the 19-25 age group, Gen. Heishey
said, that problem is small com
pared to those of dependency, oc
cupational importance and less
qualified physical conditions in
higher ages. In addition, he said,
a certain amount of stabilization
is maintained, “if industry is sure
they can have everyone above 26.”
From an original pool of about
1.4 million 1-A men in the 19-25
age group, the draft director said,
about 500,000 men might be avail
able by next June.

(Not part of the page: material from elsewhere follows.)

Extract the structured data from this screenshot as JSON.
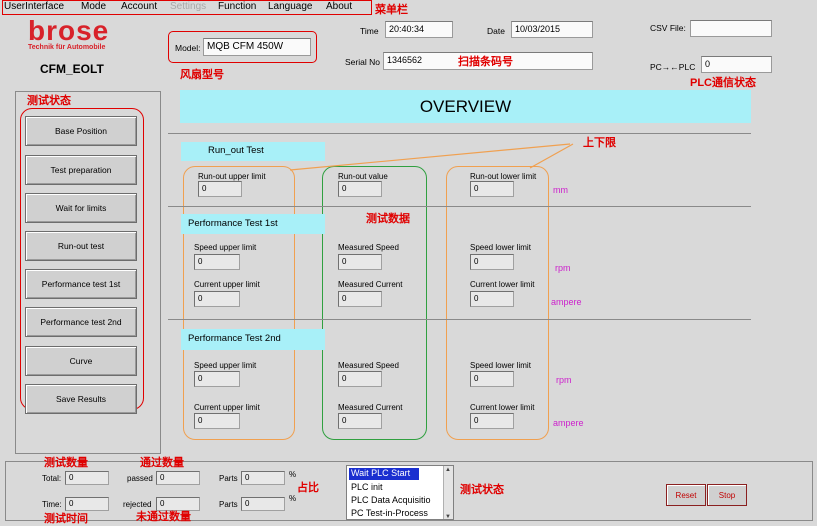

Voluntary en-j
'' I . Ill I ! .11 j
listment will sharply cut the num
ber otherwise available for the
draft, he pointed out.
Must Cut Deferments.
In order to bring and main
tain the armed forces up to the
3-million strength cited by Presi
dent Truman, however, Gen. Her
shey stressed it will be necessary
to eliminate deferment of men
with dependents and wipe out the
congressional exemption of vet
erans under 26.
Gen. Hershey also stressed that
deferment of men with depend
ents Is a threat to the future of a
strong National Guard and re
serve, since fathers in both these
groups now are being called.
“We are forced not only by try
ing to develop new sources of
manpower,” he declared, “but by
not getting too far behind what
our military is doing otherwise.”
Explaining the system of occu
pational deferment, Gen. Hershey
said regulations provide that tha
subject’s Job be essential and that
he cannot be replaced.
"Essentiality doesn’t amount to
much these days,” he said, "but
irreplacability is important.” And
the decision of that factor, he ex
plained. is one to be made by each
local draft board.
Oxford Wins
Oxford University agricultural
students won their first inter
varsity plowing match against
Cambridge by 121 points to 90,
London reports. The highest scor
er for Oxford was R. Pierce and
the second highest was P. S. D.
■ •
425 7th St., S.W. Executive 1514
this test,, report in signed statements that. PHILIP MORRIS
1... Light up a
Just take a puff-DONT inhale—and
s-l-o-w-l-y let the smoke come through
your nose. Easy, isn’t it? And NOW...
2... Light up your
present brand
Do exactly the same thing—DON'T
INHALE. Notice that bite, that sting?
Quite a difference from PHILIP MORRIS I
Other brands merely make claims—but Philip Morris Invites
you to compare, to judge, to decide for yourself.
Try this simple test. We believe that you, too, will agree . . .
Philip Morris is, indeed, America’s FINEST Ggarette!

xml | txt